■ WHAT TO PRODUCE ■
Exact reproduction required: print each line of the material below.

■ DATA RECORDS ■
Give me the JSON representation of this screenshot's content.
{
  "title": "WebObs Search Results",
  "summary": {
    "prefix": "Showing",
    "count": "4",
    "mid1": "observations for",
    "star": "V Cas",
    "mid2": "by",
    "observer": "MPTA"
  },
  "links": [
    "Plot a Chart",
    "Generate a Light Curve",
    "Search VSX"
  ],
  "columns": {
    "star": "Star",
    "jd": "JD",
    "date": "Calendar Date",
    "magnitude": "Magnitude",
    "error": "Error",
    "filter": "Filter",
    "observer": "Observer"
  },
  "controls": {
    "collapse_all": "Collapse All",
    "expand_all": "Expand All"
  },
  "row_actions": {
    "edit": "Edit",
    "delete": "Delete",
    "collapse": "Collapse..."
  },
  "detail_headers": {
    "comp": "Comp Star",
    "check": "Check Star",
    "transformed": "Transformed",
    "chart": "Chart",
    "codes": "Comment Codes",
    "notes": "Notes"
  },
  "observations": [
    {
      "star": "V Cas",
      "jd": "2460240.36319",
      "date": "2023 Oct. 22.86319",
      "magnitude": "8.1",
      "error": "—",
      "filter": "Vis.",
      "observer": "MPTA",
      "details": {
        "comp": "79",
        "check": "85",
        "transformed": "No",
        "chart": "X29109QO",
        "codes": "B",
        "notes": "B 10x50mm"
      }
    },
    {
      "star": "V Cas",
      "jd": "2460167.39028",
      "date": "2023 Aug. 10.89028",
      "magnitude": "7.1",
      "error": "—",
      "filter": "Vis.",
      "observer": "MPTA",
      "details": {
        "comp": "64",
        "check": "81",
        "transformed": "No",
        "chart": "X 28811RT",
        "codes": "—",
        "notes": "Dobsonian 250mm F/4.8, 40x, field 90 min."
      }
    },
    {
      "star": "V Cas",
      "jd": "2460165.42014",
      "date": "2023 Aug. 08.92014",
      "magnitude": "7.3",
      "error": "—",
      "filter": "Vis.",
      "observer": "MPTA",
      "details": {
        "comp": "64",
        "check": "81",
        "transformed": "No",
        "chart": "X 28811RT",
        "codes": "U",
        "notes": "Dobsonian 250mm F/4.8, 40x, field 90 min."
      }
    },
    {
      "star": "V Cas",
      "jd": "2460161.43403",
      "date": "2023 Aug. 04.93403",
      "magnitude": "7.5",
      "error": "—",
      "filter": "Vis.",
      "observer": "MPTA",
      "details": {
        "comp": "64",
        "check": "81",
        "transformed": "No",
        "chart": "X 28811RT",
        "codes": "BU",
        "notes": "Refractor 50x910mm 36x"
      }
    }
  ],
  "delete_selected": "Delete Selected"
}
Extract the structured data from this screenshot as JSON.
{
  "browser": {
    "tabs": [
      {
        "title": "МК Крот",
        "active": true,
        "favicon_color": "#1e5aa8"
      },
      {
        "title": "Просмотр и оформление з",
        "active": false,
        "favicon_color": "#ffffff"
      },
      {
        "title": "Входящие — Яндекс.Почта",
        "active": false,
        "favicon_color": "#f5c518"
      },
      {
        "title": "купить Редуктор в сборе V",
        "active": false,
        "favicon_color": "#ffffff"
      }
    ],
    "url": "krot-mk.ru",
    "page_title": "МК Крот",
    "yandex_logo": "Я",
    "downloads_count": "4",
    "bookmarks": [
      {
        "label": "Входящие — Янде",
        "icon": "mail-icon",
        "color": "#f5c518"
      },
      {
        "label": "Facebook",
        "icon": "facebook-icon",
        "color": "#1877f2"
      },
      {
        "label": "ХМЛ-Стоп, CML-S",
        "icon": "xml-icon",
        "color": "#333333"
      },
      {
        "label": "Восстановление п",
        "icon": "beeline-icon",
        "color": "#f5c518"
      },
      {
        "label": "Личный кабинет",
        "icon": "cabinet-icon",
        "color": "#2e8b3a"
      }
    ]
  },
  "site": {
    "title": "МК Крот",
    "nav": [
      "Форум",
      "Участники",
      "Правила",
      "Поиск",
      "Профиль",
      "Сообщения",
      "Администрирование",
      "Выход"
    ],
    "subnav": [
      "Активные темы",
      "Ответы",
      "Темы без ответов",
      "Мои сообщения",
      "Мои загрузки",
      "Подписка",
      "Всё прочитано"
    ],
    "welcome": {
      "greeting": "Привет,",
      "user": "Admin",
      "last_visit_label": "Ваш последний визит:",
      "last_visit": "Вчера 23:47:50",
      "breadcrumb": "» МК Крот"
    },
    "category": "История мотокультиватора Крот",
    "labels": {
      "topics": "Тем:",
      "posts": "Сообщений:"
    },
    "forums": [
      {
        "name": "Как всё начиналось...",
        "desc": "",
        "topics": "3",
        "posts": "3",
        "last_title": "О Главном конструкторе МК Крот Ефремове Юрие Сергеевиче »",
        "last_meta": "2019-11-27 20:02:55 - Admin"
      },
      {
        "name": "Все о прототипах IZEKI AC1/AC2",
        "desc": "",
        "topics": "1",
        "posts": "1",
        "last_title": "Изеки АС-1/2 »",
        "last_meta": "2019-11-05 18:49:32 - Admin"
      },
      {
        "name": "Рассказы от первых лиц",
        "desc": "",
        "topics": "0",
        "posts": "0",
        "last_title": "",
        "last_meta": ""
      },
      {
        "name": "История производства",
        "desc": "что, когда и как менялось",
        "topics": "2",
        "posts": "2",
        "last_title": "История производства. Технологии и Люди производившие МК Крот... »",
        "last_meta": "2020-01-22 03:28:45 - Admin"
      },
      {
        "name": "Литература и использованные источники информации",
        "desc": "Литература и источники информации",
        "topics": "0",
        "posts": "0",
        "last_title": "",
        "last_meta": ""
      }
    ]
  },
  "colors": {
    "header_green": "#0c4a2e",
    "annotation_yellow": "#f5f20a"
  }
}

■ ANSWER SPACE ■
Give me the JSON representation of this screenshot's content.
{
  "title": "WebObs Search Results",
  "summary": {
    "prefix": "Showing",
    "count": "4",
    "mid1": "observations for",
    "star": "V Cas",
    "mid2": "by",
    "observer": "MPTA"
  },
  "links": [
    "Plot a Chart",
    "Generate a Light Curve",
    "Search VSX"
  ],
  "columns": {
    "star": "Star",
    "jd": "JD",
    "date": "Calendar Date",
    "magnitude": "Magnitude",
    "error": "Error",
    "filter": "Filter",
    "observer": "Observer"
  },
  "controls": {
    "collapse_all": "Collapse All",
    "expand_all": "Expand All"
  },
  "row_actions": {
    "edit": "Edit",
    "delete": "Delete",
    "collapse": "Collapse..."
  },
  "detail_headers": {
    "comp": "Comp Star",
    "check": "Check Star",
    "transformed": "Transformed",
    "chart": "Chart",
    "codes": "Comment Codes",
    "notes": "Notes"
  },
  "observations": [
    {
      "star": "V Cas",
      "jd": "2460240.36319",
      "date": "2023 Oct. 22.86319",
      "magnitude": "8.1",
      "error": "—",
      "filter": "Vis.",
      "observer": "MPTA",
      "details": {
        "comp": "79",
        "check": "85",
        "transformed": "No",
        "chart": "X29109QO",
        "codes": "B",
        "notes": "B 10x50mm"
      }
    },
    {
      "star": "V Cas",
      "jd": "2460167.39028",
      "date": "2023 Aug. 10.89028",
      "magnitude": "7.1",
      "error": "—",
      "filter": "Vis.",
      "observer": "MPTA",
      "details": {
        "comp": "64",
        "check": "81",
        "transformed": "No",
        "chart": "X 28811RT",
        "codes": "—",
        "notes": "Dobsonian 250mm F/4.8, 40x, field 90 min."
      }
    },
    {
      "star": "V Cas",
      "jd": "2460165.42014",
      "date": "2023 Aug. 08.92014",
      "magnitude": "7.3",
      "error": "—",
      "filter": "Vis.",
      "observer": "MPTA",
      "details": {
        "comp": "64",
        "check": "81",
        "transformed": "No",
        "chart": "X 28811RT",
        "codes": "U",
        "notes": "Dobsonian 250mm F/4.8, 40x, field 90 min."
      }
    },
    {
      "star": "V Cas",
      "jd": "2460161.43403",
      "date": "2023 Aug. 04.93403",
      "magnitude": "7.5",
      "error": "—",
      "filter": "Vis.",
      "observer": "MPTA",
      "details": {
        "comp": "64",
        "check": "81",
        "transformed": "No",
        "chart": "X 28811RT",
        "codes": "BU",
        "notes": "Refractor 50x910mm 36x"
      }
    }
  ],
  "delete_selected": "Delete Selected"
}
Extract the structured data from this screenshot as JSON.
{
  "browser": {
    "tabs": [
      {
        "title": "МК Крот",
        "active": true,
        "favicon_color": "#1e5aa8"
      },
      {
        "title": "Просмотр и оформление з",
        "active": false,
        "favicon_color": "#ffffff"
      },
      {
        "title": "Входящие — Яндекс.Почта",
        "active": false,
        "favicon_color": "#f5c518"
      },
      {
        "title": "купить Редуктор в сборе V",
        "active": false,
        "favicon_color": "#ffffff"
      }
    ],
    "url": "krot-mk.ru",
    "page_title": "МК Крот",
    "yandex_logo": "Я",
    "downloads_count": "4",
    "bookmarks": [
      {
        "label": "Входящие — Янде",
        "icon": "mail-icon",
        "color": "#f5c518"
      },
      {
        "label": "Facebook",
        "icon": "facebook-icon",
        "color": "#1877f2"
      },
      {
        "label": "ХМЛ-Стоп, CML-S",
        "icon": "xml-icon",
        "color": "#333333"
      },
      {
        "label": "Восстановление п",
        "icon": "beeline-icon",
        "color": "#f5c518"
      },
      {
        "label": "Личный кабинет",
        "icon": "cabinet-icon",
        "color": "#2e8b3a"
      }
    ]
  },
  "site": {
    "title": "МК Крот",
    "nav": [
      "Форум",
      "Участники",
      "Правила",
      "Поиск",
      "Профиль",
      "Сообщения",
      "Администрирование",
      "Выход"
    ],
    "subnav": [
      "Активные темы",
      "Ответы",
      "Темы без ответов",
      "Мои сообщения",
      "Мои загрузки",
      "Подписка",
      "Всё прочитано"
    ],
    "welcome": {
      "greeting": "Привет,",
      "user": "Admin",
      "last_visit_label": "Ваш последний визит:",
      "last_visit": "Вчера 23:47:50",
      "breadcrumb": "» МК Крот"
    },
    "category": "История мотокультиватора Крот",
    "labels": {
      "topics": "Тем:",
      "posts": "Сообщений:"
    },
    "forums": [
      {
        "name": "Как всё начиналось...",
        "desc": "",
        "topics": "3",
        "posts": "3",
        "last_title": "О Главном конструкторе МК Крот Ефремове Юрие Сергеевиче »",
        "last_meta": "2019-11-27 20:02:55 - Admin"
      },
      {
        "name": "Все о прототипах IZEKI AC1/AC2",
        "desc": "",
        "topics": "1",
        "posts": "1",
        "last_title": "Изеки АС-1/2 »",
        "last_meta": "2019-11-05 18:49:32 - Admin"
      },
      {
        "name": "Рассказы от первых лиц",
        "desc": "",
        "topics": "0",
        "posts": "0",
        "last_title": "",
        "last_meta": ""
      },
      {
        "name": "История производства",
        "desc": "что, когда и как менялось",
        "topics": "2",
        "posts": "2",
        "last_title": "История производства. Технологии и Люди производившие МК Крот... »",
        "last_meta": "2020-01-22 03:28:45 - Admin"
      },
      {
        "name": "Литература и использованные источники информации",
        "desc": "Литература и источники информации",
        "topics": "0",
        "posts": "0",
        "last_title": "",
        "last_meta": ""
      }
    ]
  },
  "colors": {
    "header_green": "#0c4a2e",
    "annotation_yellow": "#f5f20a"
  }
}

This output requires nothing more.